Title: Aprotinin
CAS Registry Number: 9087-70-1
CAS Name: Pancreatic basic trypsin inhibitor
Additional Names: pancreatic trypsin inhibitor (Kunitz)
Manufacturers' Codes: Bayer A 128; Riker 52G; RP-9921
Trademarks: Antagosan (HMR); Antikrein (Teikoku Zoki); Fosten (Serono); Iniprol (Sanofi Winthrop); Kir Richter (Lepetit); Repulson (Mochida); Trasylol (Bayer); Trazinin (Tobishi); Zymofren (Specia)
Molecular Formula: C284H432N84O79S7
Molecular Weight: 6511.44
Percent Composition: C 52.39%, H 6.69%, N 18.07%, O 19.41%, S 3.45%
Literature References: Serine protease inhibitor which inhibits kallikrein, plasmin, trypsin, chymotrypsin and various intracellular proteases. Single chain polypeptide containing 58 amino acids; found in tissues and blood, highest concentration in bovine parotid gland, pancreas and lung. Initial description: H. Kraut et al., Z. Physiol. Chem. 192, 1 (1930). Isoln from bovine pancreas: M. Kunitz, J. H. Northrup, J. Gen. Physiol. 19, 991 (1936); from bovine parotid glands: H. Kraut, R. Körbel, US 2890986 (1959 to Bayer). Amino acid sequence: B. Kassell et al., Biochem. Biophys. Res. Commun. 18, 255 (1965); F. A. Anderer, S. Hörnle, Z. Naturforsch. 20b, 457, 462 (1965); B. Kassell, M. Laskowski, Biochem. Biophys. Res. Commun. 20, 463 (1966). Two-dimensional 1H-NMR studies: K. Nagayama, K. Wüthrich, Eur. J. Biochem. 114, 365 (1981); G. Wagner et al., ibid. 375. Review of early literature: I. Trautschold et al., Biochem. Pharmacol. 16, 59-72 (1957). Review of mechanism of therapeutic action: G. Haberland, R. McConn, Fed. Proc. 38, 2760-2767 (1979). Review of use as a proteolytic inhibitor in radioimmunoassays of polypeptide hormones: E. S. Zyzner, Life Sci. 28, 1861-1866 (1981). Review of biochemistry and applications: H. Fritz, G. Wunderer, Arzneim.-Forsch. 33, 479-494 (1983); of pharmacology and therapeutic efficacy in reducing blood loss associated with cardiac surgery: R. Davis, R. Whittington, Drugs 49, 954-983 (1995).
Properties: uv max (pH 5.9): 280 nm. Isoelec pt pH 10.5. Stable in neutral or acid media at high temp. Irreversible changes in molecular structure occur in strongly alkaline media (pH >12). Partially and reversibly denatured on treatment with 8M urea. May be kept at room temp in physiological saline soln for >1 yr without detrimental effects. LD50 i.v. in mice: 2500000 kallikrein inhibitor units/kg (Trautschold).

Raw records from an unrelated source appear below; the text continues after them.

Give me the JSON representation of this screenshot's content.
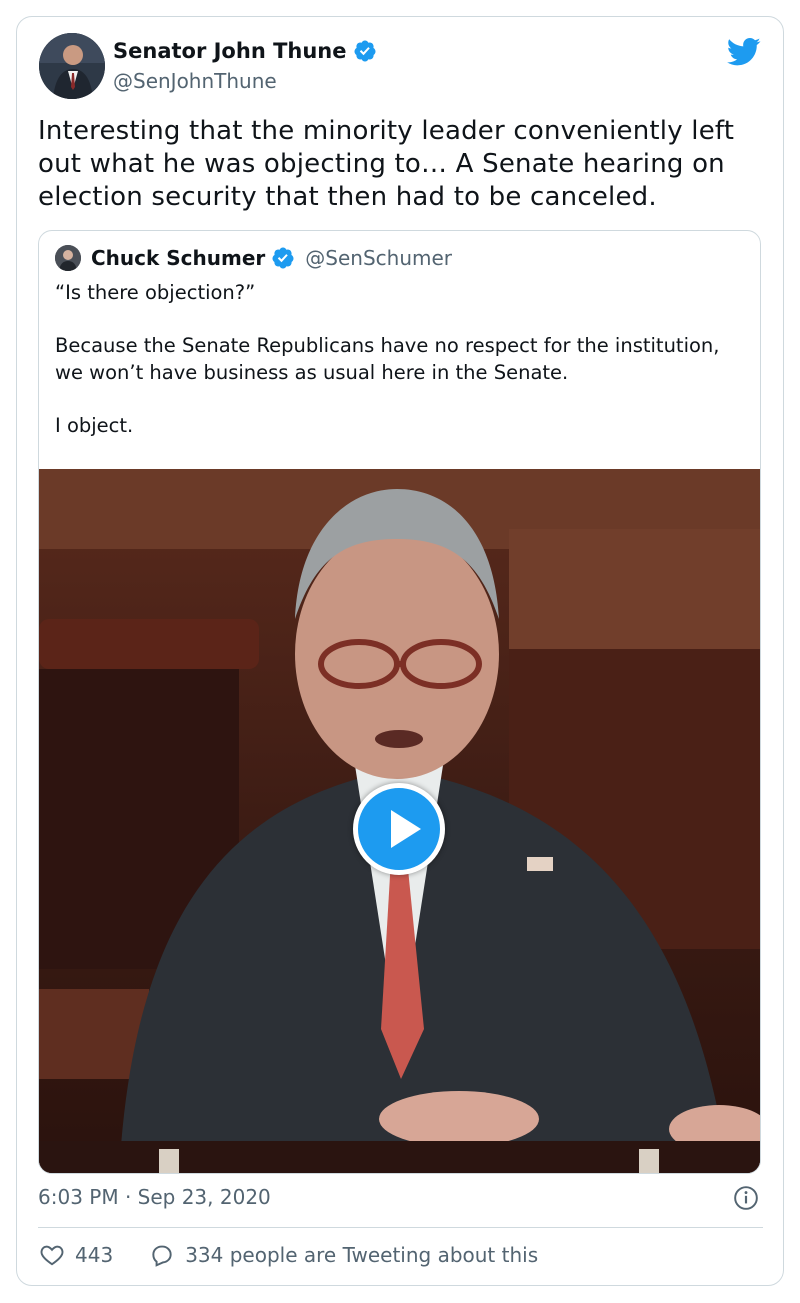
{
  "author": {
    "display_name": "Senator John Thune",
    "handle": "@SenJohnThune",
    "verified": true
  },
  "tweet": {
    "text": "Interesting that the minority leader conveniently left out what he was objecting to… A Senate hearing on election security that then had to be canceled."
  },
  "quoted_tweet": {
    "display_name": "Chuck Schumer",
    "handle": "@SenSchumer",
    "verified": true,
    "paragraphs": [
      "“Is there objection?”",
      "Because the Senate Republicans have no respect for the institution, we won’t have business as usual here in the Senate.",
      "I object."
    ],
    "media": {
      "type": "video",
      "icon": "play-icon"
    }
  },
  "footer": {
    "timestamp": "6:03 PM · Sep 23, 2020",
    "likes": "443",
    "replies_label": "334 people are Tweeting about this"
  },
  "colors": {
    "accent": "#1d9bf0",
    "text": "#0f1419",
    "secondary": "#536471",
    "border": "#cfd9de"
  },
  "icons": [
    "twitter-bird-icon",
    "verified-badge-icon",
    "info-icon",
    "heart-icon",
    "reply-bubble-icon",
    "play-icon"
  ]
}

Absorption maximum: uv max (pH 5.9): 280 nm
Toxicity data: LD50 i.v. in mice: 2500000 kallikrein inhibitor units/kg (Trautschold)
Use: Proteolytic inhibitor in radioimmunoassays of polypeptide hormones.

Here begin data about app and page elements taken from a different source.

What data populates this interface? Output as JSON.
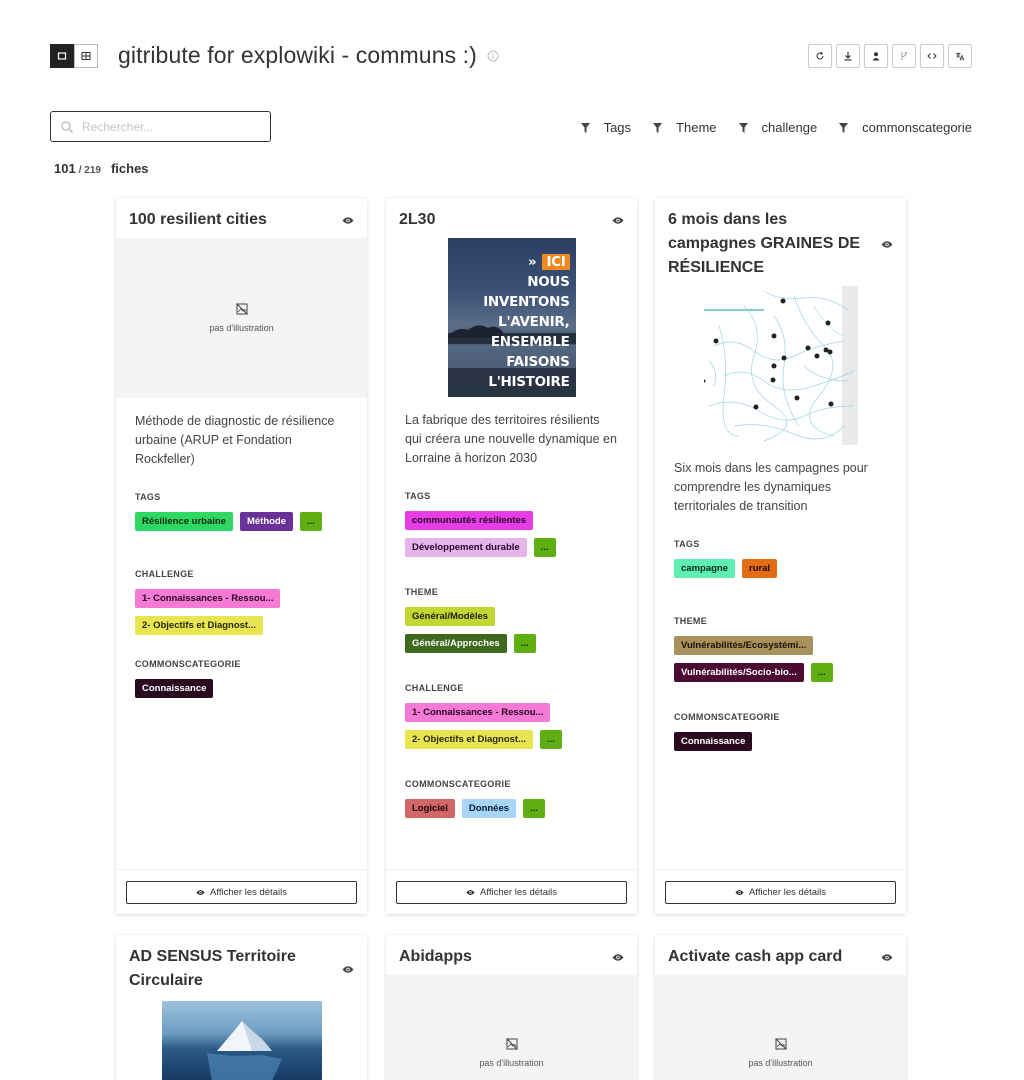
{
  "header": {
    "title": "gitribute for explowiki - communs :)",
    "view_modes": [
      "cards-view-icon",
      "table-view-icon"
    ],
    "actions": [
      "reload-icon",
      "download-icon",
      "user-icon",
      "git-branch-icon",
      "code-icon",
      "translate-icon"
    ]
  },
  "search": {
    "placeholder": "Rechercher..."
  },
  "filters": [
    "Tags",
    "Theme",
    "challenge",
    "commonscategorie"
  ],
  "count": {
    "shown": "101",
    "total": "/ 219",
    "label": "fiches"
  },
  "labels": {
    "no_image": "pas d'illustration",
    "details": "Afficher les détails",
    "tags": "TAGS",
    "theme": "THEME",
    "challenge": "CHALLENGE",
    "commonscategorie": "COMMONSCATEGORIE",
    "more": "..."
  },
  "cards": [
    {
      "title": "100 resilient cities",
      "description": "Méthode de diagnostic de résilience urbaine (ARUP et Fondation Rockfeller)",
      "tags": [
        {
          "label": "Résilience urbaine",
          "bg": "#2ed863",
          "fg": "#0a2a10"
        },
        {
          "label": "Méthode",
          "bg": "#6a3199",
          "fg": "#ffffff"
        },
        {
          "label": "...",
          "bg": "#5fae12",
          "fg": "#0a2a00"
        }
      ],
      "challenge": [
        {
          "label": "1- Connaissances - Ressou...",
          "bg": "#f47ad6",
          "fg": "#2a0020"
        },
        {
          "label": "2- Objectifs et Diagnost...",
          "bg": "#e7e552",
          "fg": "#2a2a00"
        }
      ],
      "commonscategorie": [
        {
          "label": "Connaissance",
          "bg": "#2a0a1e",
          "fg": "#ffffff"
        }
      ]
    },
    {
      "title": "2L30",
      "image_text": [
        "ICI",
        "NOUS",
        "INVENTONS",
        "L'AVENIR,",
        "ENSEMBLE",
        "FAISONS",
        "L'HISTOIRE"
      ],
      "description": "La fabrique des territoires résilients qui créera une nouvelle dynamique en Lorraine à horizon 2030",
      "tags": [
        {
          "label": "communautés résilientes",
          "bg": "#e63de6",
          "fg": "#2a002a"
        },
        {
          "label": "Développement durable",
          "bg": "#e5b4e9",
          "fg": "#2a0030"
        },
        {
          "label": "...",
          "bg": "#5fae12",
          "fg": "#0a2a00"
        }
      ],
      "theme": [
        {
          "label": "Général/Modèles",
          "bg": "#c3d632",
          "fg": "#1a2000"
        },
        {
          "label": "Général/Approches",
          "bg": "#3f6a1e",
          "fg": "#ffffff"
        },
        {
          "label": "...",
          "bg": "#5fae12",
          "fg": "#0a2a00"
        }
      ],
      "challenge": [
        {
          "label": "1- Connaissances - Ressou...",
          "bg": "#f47ad6",
          "fg": "#2a0020"
        },
        {
          "label": "2- Objectifs et Diagnost...",
          "bg": "#e7e552",
          "fg": "#2a2a00"
        },
        {
          "label": "...",
          "bg": "#5fae12",
          "fg": "#0a2a00"
        }
      ],
      "commonscategorie": [
        {
          "label": "Logiciel",
          "bg": "#d26565",
          "fg": "#1a0000"
        },
        {
          "label": "Données",
          "bg": "#a9d4f5",
          "fg": "#001a30"
        },
        {
          "label": "...",
          "bg": "#5fae12",
          "fg": "#0a2a00"
        }
      ]
    },
    {
      "title": "6 mois dans les campagnes GRAINES DE RÉSILIENCE",
      "description": "Six mois dans les campagnes pour comprendre les dynamiques territoriales de transition",
      "tags": [
        {
          "label": "campagne",
          "bg": "#5fefb0",
          "fg": "#002a1a"
        },
        {
          "label": "rural",
          "bg": "#e36c14",
          "fg": "#1a0a00"
        }
      ],
      "theme": [
        {
          "label": "Vulnérabilités/Ecosystémi...",
          "bg": "#a8915a",
          "fg": "#1a1000"
        },
        {
          "label": "Vulnérabilités/Socio-bio...",
          "bg": "#4a0a32",
          "fg": "#ffffff"
        },
        {
          "label": "...",
          "bg": "#5fae12",
          "fg": "#0a2a00"
        }
      ],
      "commonscategorie": [
        {
          "label": "Connaissance",
          "bg": "#2a0a1e",
          "fg": "#ffffff"
        }
      ]
    },
    {
      "title": "AD SENSUS Territoire Circulaire"
    },
    {
      "title": "Abidapps"
    },
    {
      "title": "Activate cash app card"
    }
  ]
}
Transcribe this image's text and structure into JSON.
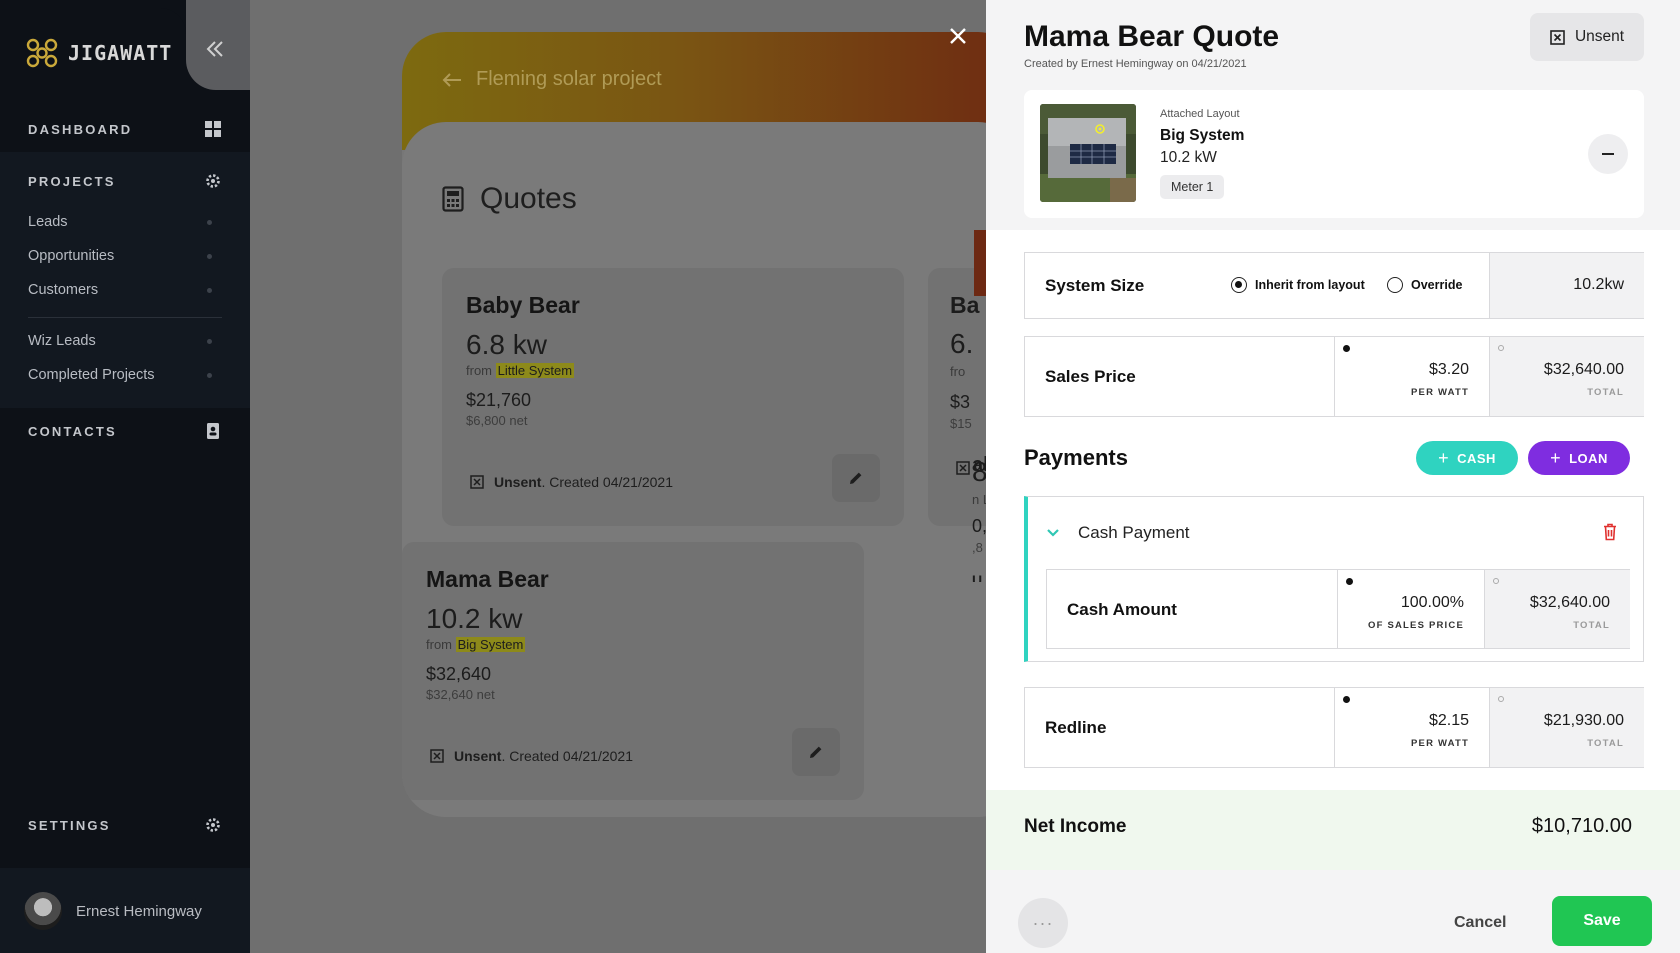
{
  "sidebar": {
    "brand": "JIGAWATT",
    "sections": {
      "dashboard": "DASHBOARD",
      "projects": "PROJECTS",
      "contacts": "CONTACTS",
      "settings": "SETTINGS"
    },
    "project_items": [
      "Leads",
      "Opportunities",
      "Customers"
    ],
    "extra_items": [
      "Wiz Leads",
      "Completed Projects"
    ],
    "user_name": "Ernest Hemingway"
  },
  "project": {
    "back_label": "Fleming solar project",
    "quotes_title": "Quotes",
    "quotes": [
      {
        "name": "Baby Bear",
        "kw": "6.8 kw",
        "from_prefix": "from",
        "from_system": "Little System",
        "price": "$21,760",
        "net": "$6,800 net",
        "status": "Unsent",
        "created": ". Created 04/21/2021"
      },
      {
        "name": "Mama Bear",
        "kw": "10.2 kw",
        "from_prefix": "from",
        "from_system": "Big System",
        "price": "$32,640",
        "net": "$32,640 net",
        "status": "Unsent",
        "created": ". Created 04/21/2021"
      }
    ],
    "peek": {
      "name": "Ba",
      "kw": "6.",
      "from": "fro",
      "price": "$3",
      "net": "$15",
      "name2": "al",
      "kw2": "8",
      "from2": "n L",
      "price2": "0,",
      "net2": ",8",
      "status2": "U"
    }
  },
  "panel": {
    "title": "Mama Bear Quote",
    "subtitle": "Created by Ernest Hemingway on 04/21/2021",
    "status_button": "Unsent",
    "layout": {
      "attached_label": "Attached Layout",
      "name": "Big System",
      "kw": "10.2 kW",
      "meter": "Meter 1"
    },
    "system_size": {
      "label": "System Size",
      "inherit_label": "Inherit from layout",
      "override_label": "Override",
      "selected": "inherit",
      "value": "10.2kw"
    },
    "sales_price": {
      "label": "Sales Price",
      "per_watt": "$3.20",
      "per_watt_unit": "PER WATT",
      "total": "$32,640.00",
      "total_unit": "TOTAL"
    },
    "payments": {
      "title": "Payments",
      "cash_button": "CASH",
      "loan_button": "LOAN",
      "cash_payment": {
        "title": "Cash Payment",
        "amount_label": "Cash Amount",
        "percent": "100.00%",
        "percent_unit": "OF SALES PRICE",
        "total": "$32,640.00",
        "total_unit": "TOTAL"
      }
    },
    "redline": {
      "label": "Redline",
      "per_watt": "$2.15",
      "per_watt_unit": "PER WATT",
      "total": "$21,930.00",
      "total_unit": "TOTAL"
    },
    "net_income": {
      "label": "Net Income",
      "value": "$10,710.00"
    },
    "footer": {
      "more": "···",
      "cancel": "Cancel",
      "save": "Save"
    }
  },
  "colors": {
    "teal": "#2fd3c0",
    "purple": "#7f2de0",
    "save_green": "#20c653",
    "trash_red": "#e0312f",
    "highlight_yellow": "#f2ee2e"
  }
}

Therap-Cat: Protease inhibitor.
Keywords: Protease Inhibitor.
Aptiganel Apyrase Aquaporins Arabinose Arabitol

Systematic (IUPAC) name
Clinical data
AHFS/Drugs.com monograph
Pregnancy cat. X
Legal status RX/POM
Dependence liability None
Routes Intravenous
Pharmacokinetic data
Bioavailability 100% (intravenous)
CAS number 9087-70-1 YesY 9004-04-0
ATC code B02AB01
DrugBank DB06692
KEGG D02971 YesY
Synonyms Trasylol, bovine pancreatic trypsin inhibitor
Chemical data
Formula C284H432N84O79S7 
Mol. mass 6511.51 g/mol
 N (what is this?)  (verify)

The drug aprotinin (Trasylol, previously Bayer and now Nordic Group pharmaceuticals), is the small protein bovine pancreatic trypsin inhibitor, or BPTI, which inhibits trypsin and related proteolytic enzymes. Under the trade name Trasylol, aprotinin was used as a medication administered by injection to reduce bleeding during complex surgery, such as heart and liver surgery. Its main effect is the slowing down of fibrinolysis, the process that leads to the breakdown of blood clots. The aim in its use was to decrease the need for blood transfusions during surgery, as well as end-organ damage due to hypotension (low blood pressure) as a result of marked blood loss. The drug was temporarily withdrawn worldwide in 2007 after studies suggested that its use increased the risk of complications or death;[1] this was confirmed by follow-up studies. Trasylol sales were suspended in May 2008, except for very restricted research use. In February 2012 the European Medicines Agency (EMA) scientific committee reverted its previous standpoint regarding aprotinin, and has recommended that the suspension be lifted.[2] Nordic became distributor of aprotinin in 2012.[3]